For many small business owners, their goal is to retire with the business going strong so it can continue under new leadership. If this is what you want for your business, you might consider business succession planning as part of your estate plan.
As the name implies, business succession planning is a way for a business owner to determine ahead of time who will inherit the company after you retire or pass away. How simple or complicated this process will be depends on whether you own 100 percent of the business or have partners if you have a successor picked out, and other factors.
Choosing your successor takes thought

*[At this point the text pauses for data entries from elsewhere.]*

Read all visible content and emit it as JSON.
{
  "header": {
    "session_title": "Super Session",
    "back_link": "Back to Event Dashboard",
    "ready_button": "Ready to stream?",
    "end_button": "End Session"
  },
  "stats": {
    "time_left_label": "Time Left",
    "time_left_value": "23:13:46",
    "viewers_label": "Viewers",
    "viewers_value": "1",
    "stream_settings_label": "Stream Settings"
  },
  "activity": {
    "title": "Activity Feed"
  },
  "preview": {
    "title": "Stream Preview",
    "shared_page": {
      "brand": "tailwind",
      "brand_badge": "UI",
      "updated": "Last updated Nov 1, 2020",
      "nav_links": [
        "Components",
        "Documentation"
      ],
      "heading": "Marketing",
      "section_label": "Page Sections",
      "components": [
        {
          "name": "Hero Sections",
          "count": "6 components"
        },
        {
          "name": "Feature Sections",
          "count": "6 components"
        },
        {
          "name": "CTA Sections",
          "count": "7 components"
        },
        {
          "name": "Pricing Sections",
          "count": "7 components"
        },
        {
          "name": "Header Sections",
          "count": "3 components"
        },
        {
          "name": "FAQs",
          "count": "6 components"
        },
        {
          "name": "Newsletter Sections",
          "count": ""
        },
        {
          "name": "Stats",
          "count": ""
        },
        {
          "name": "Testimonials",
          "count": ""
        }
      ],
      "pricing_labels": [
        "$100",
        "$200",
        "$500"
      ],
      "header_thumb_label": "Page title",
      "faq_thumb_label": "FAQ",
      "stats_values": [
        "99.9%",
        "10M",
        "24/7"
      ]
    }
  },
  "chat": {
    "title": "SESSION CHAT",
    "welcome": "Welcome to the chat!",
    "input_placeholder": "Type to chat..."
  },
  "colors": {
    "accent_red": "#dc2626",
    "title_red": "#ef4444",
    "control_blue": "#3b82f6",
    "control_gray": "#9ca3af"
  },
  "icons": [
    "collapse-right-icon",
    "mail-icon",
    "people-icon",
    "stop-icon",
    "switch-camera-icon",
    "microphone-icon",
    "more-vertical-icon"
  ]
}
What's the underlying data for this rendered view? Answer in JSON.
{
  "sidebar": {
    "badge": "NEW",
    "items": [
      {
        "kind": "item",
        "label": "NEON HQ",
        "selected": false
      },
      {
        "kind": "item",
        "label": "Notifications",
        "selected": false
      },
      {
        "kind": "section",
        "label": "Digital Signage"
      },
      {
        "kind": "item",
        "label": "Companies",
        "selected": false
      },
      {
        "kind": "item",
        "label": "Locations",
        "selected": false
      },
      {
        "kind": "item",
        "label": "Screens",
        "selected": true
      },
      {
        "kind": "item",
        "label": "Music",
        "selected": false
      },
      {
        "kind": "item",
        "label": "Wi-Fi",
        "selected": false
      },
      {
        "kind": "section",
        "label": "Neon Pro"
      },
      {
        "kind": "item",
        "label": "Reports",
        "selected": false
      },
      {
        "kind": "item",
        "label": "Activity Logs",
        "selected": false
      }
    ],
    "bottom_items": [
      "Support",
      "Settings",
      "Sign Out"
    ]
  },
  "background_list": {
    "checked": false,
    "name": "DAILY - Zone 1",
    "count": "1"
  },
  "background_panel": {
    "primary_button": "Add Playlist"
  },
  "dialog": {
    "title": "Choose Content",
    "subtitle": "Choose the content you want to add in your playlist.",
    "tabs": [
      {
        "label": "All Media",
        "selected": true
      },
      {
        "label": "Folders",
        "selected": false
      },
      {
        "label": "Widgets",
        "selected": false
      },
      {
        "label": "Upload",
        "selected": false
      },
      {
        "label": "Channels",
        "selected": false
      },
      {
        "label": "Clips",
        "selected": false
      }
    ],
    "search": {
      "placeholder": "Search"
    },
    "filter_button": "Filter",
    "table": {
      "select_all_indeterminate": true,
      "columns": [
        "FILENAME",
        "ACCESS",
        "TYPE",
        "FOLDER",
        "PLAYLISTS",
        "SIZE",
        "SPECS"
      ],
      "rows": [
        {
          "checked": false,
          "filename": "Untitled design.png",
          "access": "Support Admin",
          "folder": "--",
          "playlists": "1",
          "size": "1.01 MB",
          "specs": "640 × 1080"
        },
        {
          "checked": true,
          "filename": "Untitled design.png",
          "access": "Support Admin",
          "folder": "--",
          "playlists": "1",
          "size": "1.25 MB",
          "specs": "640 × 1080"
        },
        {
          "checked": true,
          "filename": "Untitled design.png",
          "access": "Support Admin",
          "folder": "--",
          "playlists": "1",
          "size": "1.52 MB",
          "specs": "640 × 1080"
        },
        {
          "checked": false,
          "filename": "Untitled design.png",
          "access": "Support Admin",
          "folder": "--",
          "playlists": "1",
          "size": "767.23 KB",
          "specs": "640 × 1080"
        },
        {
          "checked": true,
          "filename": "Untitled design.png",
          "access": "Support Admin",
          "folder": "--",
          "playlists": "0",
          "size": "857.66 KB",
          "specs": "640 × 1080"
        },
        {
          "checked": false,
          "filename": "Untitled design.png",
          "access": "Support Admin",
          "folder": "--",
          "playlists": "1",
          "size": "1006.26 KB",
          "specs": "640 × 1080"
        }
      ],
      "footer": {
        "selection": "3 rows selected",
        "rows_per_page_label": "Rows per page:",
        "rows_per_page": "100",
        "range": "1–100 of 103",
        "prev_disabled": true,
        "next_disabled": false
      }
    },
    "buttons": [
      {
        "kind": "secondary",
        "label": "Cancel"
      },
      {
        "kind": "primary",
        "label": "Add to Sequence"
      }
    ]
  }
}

If you are the sole owner of the firm and have a single successor in mind, succession planning can be fairly straightforward. But often, business owners are in partnerships with one or more parties. If it is a family business, they might have several children to choose from. If not, there could be more than one co-owner, executive or manager that has a case for being made your successor. This decision requires a great deal of thought and advice from your estate planning attorney.
Elements of succession planning
Once you have chosen a successor, succession planning can include:
- Training and support for your future successor(s)
- The timeline for delegating responsibility and authority to the successor(s)
- Whether to bring in outside directors or advisors to provide objective assistance
- How to retain employees during and after succession through compensation planning
With careful planning, you can virtually guarantee a smooth transition with a minimum of business disruption and hurt feelings. This is especially important when you are deciding between children or longtime workers to take your place. If you must choose one over the others, even for solid business reasons, the ones left out may object. But your attorney can help you plan in a way that minimizes the risk of a fight.